Most Mountain West consumers spending more on groceries
Most consumers in our region spent more on groceries this month due to an increase in prices. And there’s a good chance they’ll spend even more soon.
The U.S. Census Bureau releases data from the first two weeks of every month as part of its Household Pulse survey. One factor it assesses is how much people spend on food that’s prepared and eaten at home.
This month, the national average was $259.06, only down 77 cents from January. But for most of the Mountain West, spending increased.
New Mexico led the pack, as the average consumer spent nearly $24 more on groceries in comparison to the January data. Consumers in Idaho, Nevada and Utah also spent more, putting all these states above the national average.
On the other hand, Wyoming and Colorado consumers decreased their spending. The average Colorado consumer spent almost $31 less than they did last month.
“Food inflation has been really high for a few years now,” said Joshua Berning, an associate professor in the department of agriculture and resource economics at Colorado State University. “We're hoping that it eases up a little bit, but it hasn't really as much as we were expecting."
Though consumer habits might have changed in Colorado, prices remain high, Berning said. “I think the demand has slowed down a little bit. It's just a small tick compared to the huge increase we've seen in prices over the last two years," he said. "But it's still notable to see that's happening for sure.”
He said many factors contribute to the increase in food prices, but a primary one is the avian influenza outbreak.
“One of my daughter's friends, they had to get rid of their birds that they had at their own home as well, because they had an outbreak of avian influenza …” he said. “But it takes a while to get those flocks back up to laying production.”
Berning also factors such as climate change, the reliance on global food supply during the war on Ukraine and increased spending after the pandemic.
“We had two and a half years not spending a whole lot, not doing a whole lot of things,” he said. “I think going forward, if we're facing these higher prices, people can start to be a little bit more conservative again, really planning out their meals a little bit more in order to be more effective with their spending.”
He expects food prices and spending to increase over the coming months. To save money, he recommends that consumers shop around for the best prices and invest in meal prepping to get the most out of their food.
Most states spent above the national average in February on groceries. Utah and Idaho consumers spent $261 on average, while New Mexico consumers spent $268 and Nevada consumers spent $279. Colorado consumers were below the national average, spending $257 on average. The same was true for Wyoming consumers at $237.

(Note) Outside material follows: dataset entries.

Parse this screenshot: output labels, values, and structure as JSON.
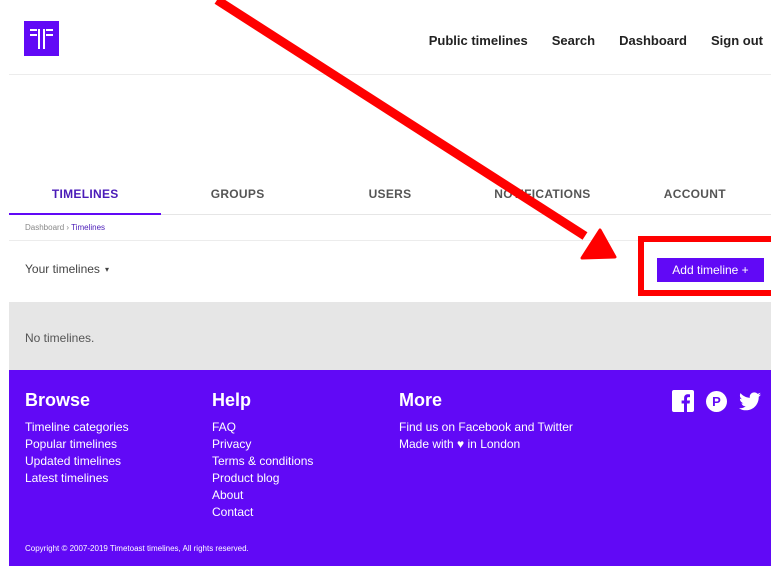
{
  "header": {
    "logo_icon": "timetoast-logo-icon",
    "nav": [
      "Public timelines",
      "Search",
      "Dashboard",
      "Sign out"
    ]
  },
  "tabs": [
    "TIMELINES",
    "GROUPS",
    "USERS",
    "NOTIFICATIONS",
    "ACCOUNT"
  ],
  "active_tab": "TIMELINES",
  "breadcrumb": {
    "parent": "Dashboard",
    "separator": "›",
    "current": "Timelines"
  },
  "filter": {
    "label": "Your timelines",
    "caret": "▾"
  },
  "add_button": "Add timeline +",
  "empty_message": "No timelines.",
  "footer": {
    "browse": {
      "title": "Browse",
      "links": [
        "Timeline categories",
        "Popular timelines",
        "Updated timelines",
        "Latest timelines"
      ]
    },
    "help": {
      "title": "Help",
      "links": [
        "FAQ",
        "Privacy",
        "Terms & conditions",
        "Product blog",
        "About",
        "Contact"
      ]
    },
    "more": {
      "title": "More",
      "line1": "Find us on Facebook and Twitter",
      "made_with_pre": "Made with",
      "made_with_post": "in London"
    },
    "social_icons": [
      "facebook-icon",
      "pinterest-icon",
      "twitter-icon"
    ],
    "copyright": "Copyright © 2007-2019 Timetoast timelines, All rights reserved."
  },
  "colors": {
    "brand": "#6109f6",
    "annotation": "#ff0000"
  }
}
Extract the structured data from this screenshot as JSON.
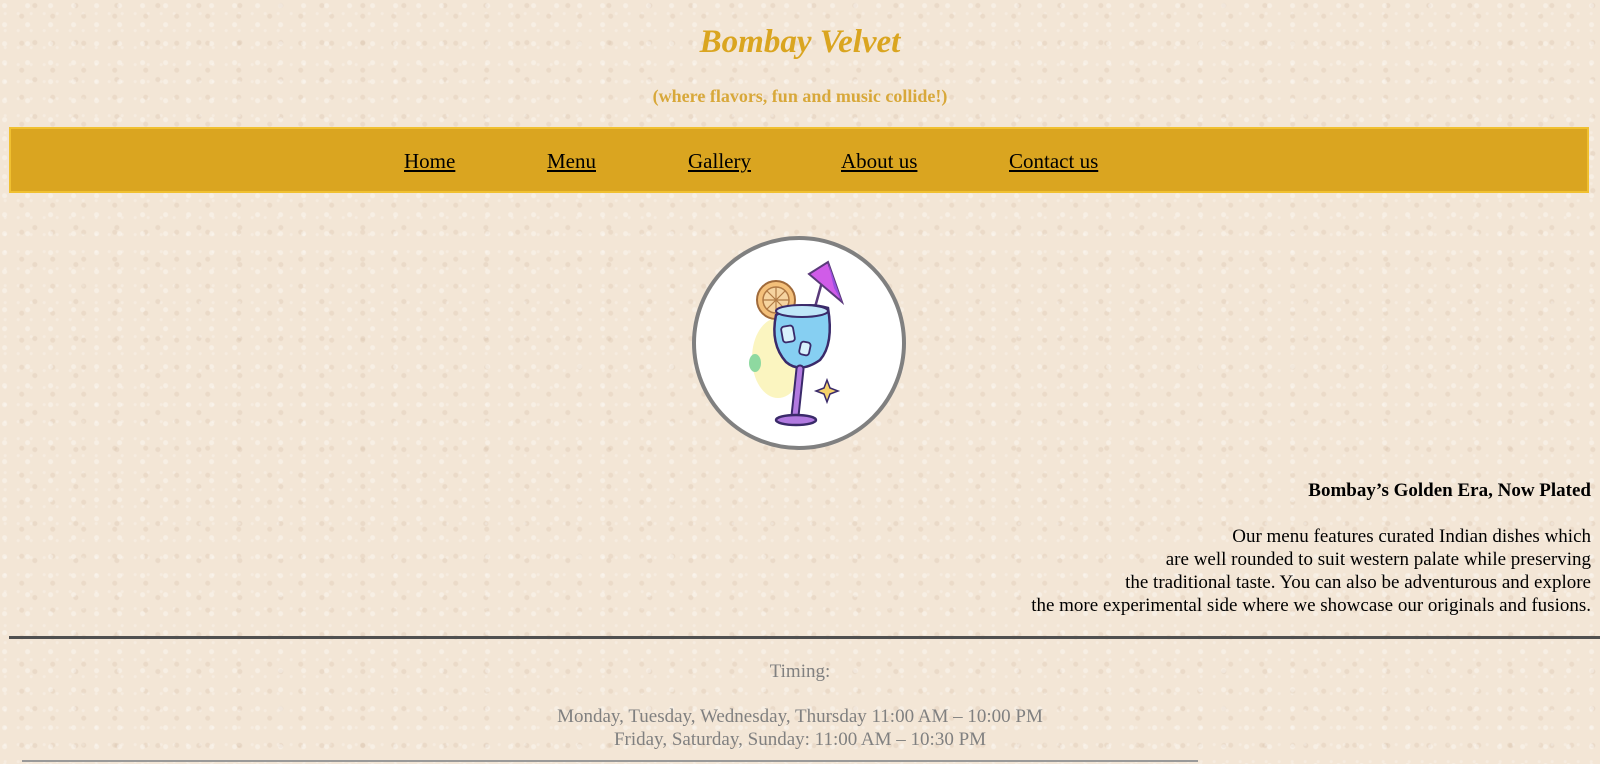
{
  "header": {
    "title": "Bombay Velvet",
    "tagline": "(where flavors, fun and music collide!)"
  },
  "nav": {
    "items": [
      "Home",
      "Menu",
      "Gallery",
      "About us",
      "Contact us"
    ]
  },
  "logo": {
    "icon": "cocktail-glass-icon"
  },
  "main": {
    "heading": "Bombay’s Golden Era, Now Plated",
    "description_lines": [
      "Our menu features curated Indian dishes which",
      "are well rounded to suit western palate while preserving",
      "the traditional taste. You can also be adventurous and explore",
      "the more experimental side where we showcase our originals and fusions."
    ]
  },
  "timing": {
    "label": "Timing:",
    "lines": [
      "Monday, Tuesday, Wednesday, Thursday 11:00 AM – 10:00 PM",
      "Friday, Saturday, Sunday: 11:00 AM – 10:30 PM"
    ]
  },
  "colors": {
    "brand": "#daa520",
    "background": "#f3e6d6",
    "text_muted": "#808080"
  }
}
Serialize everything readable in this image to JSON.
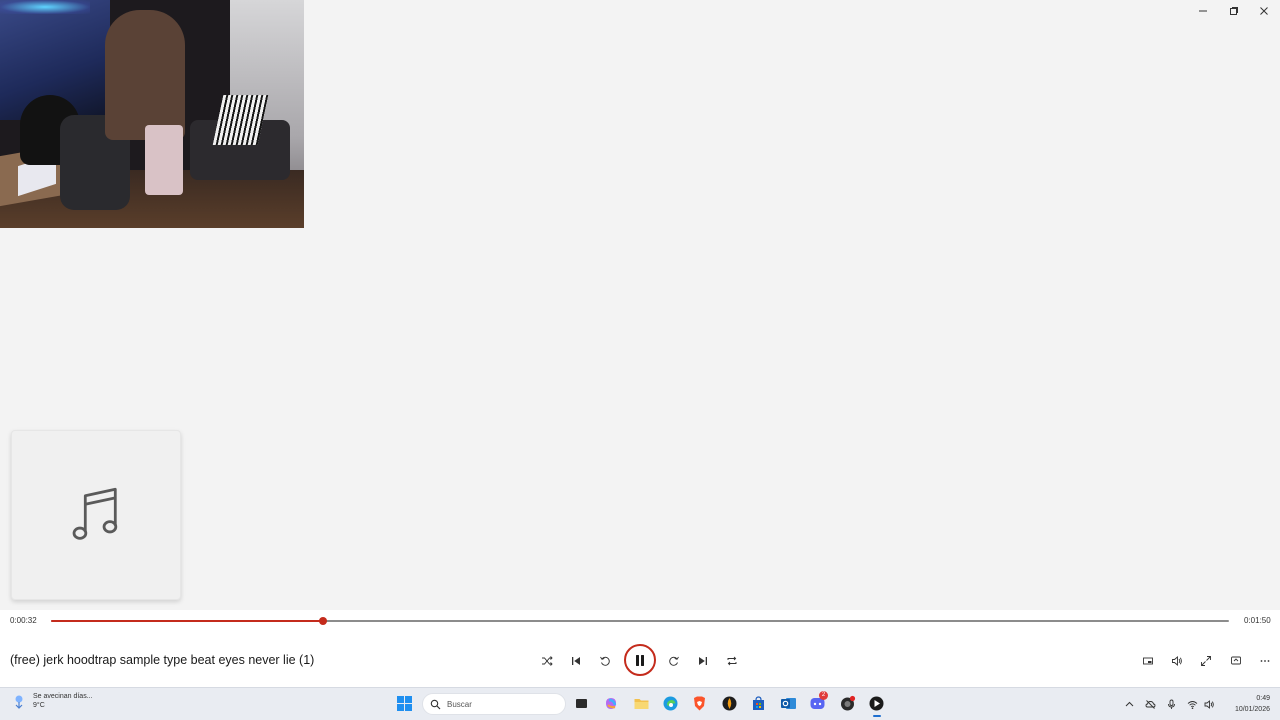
{
  "window": {
    "controls": {
      "minimize": "minimize-icon",
      "maximize": "restore-icon",
      "close": "close-icon"
    }
  },
  "webcam": {
    "description_icon": "webcam-overlay"
  },
  "album_art": {
    "icon": "music-note-icon"
  },
  "player": {
    "time_current": "0:00:32",
    "time_total": "0:01:50",
    "progress_fraction": 0.2313,
    "accent_color": "#c42b1c",
    "song_title": "(free) jerk  hoodtrap  sample type beat eyes never lie (1)",
    "controls": {
      "shuffle": "shuffle-icon",
      "previous": "previous-icon",
      "rewind": "rewind-10-icon",
      "play_pause": "pause-icon",
      "forward": "forward-30-icon",
      "next": "next-icon",
      "repeat": "repeat-icon",
      "miniplayer": "miniplayer-icon",
      "volume": "volume-icon",
      "fullscreen": "fullscreen-icon",
      "cast": "cast-icon",
      "more": "more-icon"
    }
  },
  "taskbar": {
    "weather_text": "Se avecinan días...",
    "weather_temp": "9°C",
    "search_placeholder": "Buscar",
    "clock_time": "0:49",
    "clock_date": "10/01/2026",
    "badge_count": "2"
  }
}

This story was produced by the Mountain West News Bureau, a collaboration between Wyoming Public Media, Nevada Public Radio, Boise State Public Radio in Idaho, KUNR in Nevada, the O'Connor Center for the Rocky Mountain West in Montana, KUNC in Colorado, KUNM in New Mexico, with support from affiliate stations across the region. Funding for the Mountain West News Bureau is provided in part by the Corporation for Public Broadcasting.